* [Task to carry out]
The answer must consist of every line in the data that contains "more".

* [The input]
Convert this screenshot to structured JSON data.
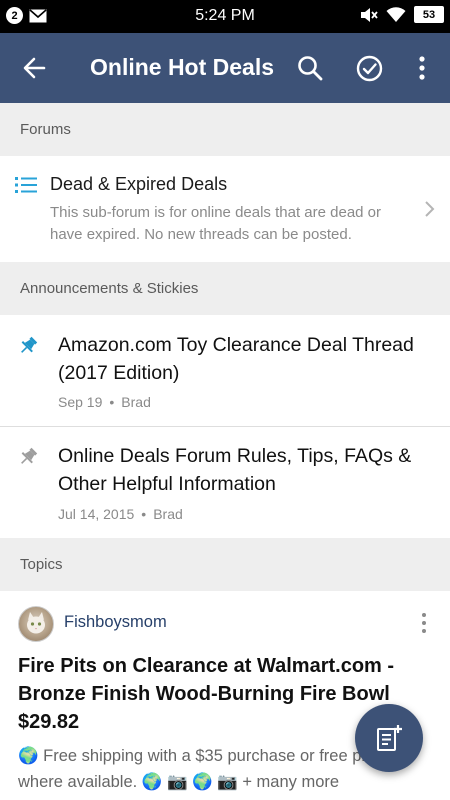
{
  "status_bar": {
    "notification_count": "2",
    "time": "5:24 PM",
    "battery": "53",
    "icons": [
      "notification-badge-icon",
      "mail-icon",
      "mute-icon",
      "wifi-icon",
      "battery-icon"
    ]
  },
  "app_bar": {
    "title": "Online Hot Deals",
    "background_color": "#3d5277",
    "icons": [
      "back-arrow-icon",
      "search-icon",
      "check-circle-icon",
      "more-vert-icon"
    ]
  },
  "sections": {
    "forums": "Forums",
    "announcements": "Announcements & Stickies",
    "topics": "Topics"
  },
  "forum": {
    "title": "Dead & Expired Deals",
    "description": "This sub-forum is for online deals that are dead or have expired. No new threads can be posted."
  },
  "stickies": [
    {
      "title": "Amazon.com Toy Clearance Deal Thread (2017 Edition)",
      "date": "Sep 19",
      "author": "Brad",
      "pin_color": "#2196c9"
    },
    {
      "title": "Online Deals Forum Rules, Tips, FAQs & Other Helpful Information",
      "date": "Jul 14, 2015",
      "author": "Brad",
      "pin_color": "#9e9e9e"
    }
  ],
  "topic": {
    "author": "Fishboysmom",
    "title": "Fire Pits on Clearance at Walmart.com - Bronze Finish Wood-Burning Fire Bowl $29.82",
    "snippet": "🌍 Free shipping with a $35 purchase or free pickup where available. 🌍 📷 🌍 📷 + many more"
  },
  "fab": {
    "icon": "new-thread-icon"
  }
}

* [Exercise solution]
      "more-vert-icon"
    "snippet": "🌍 Free shipping with a $35 purchase or free pickup where available. 🌍 📷 🌍 📷 + many more"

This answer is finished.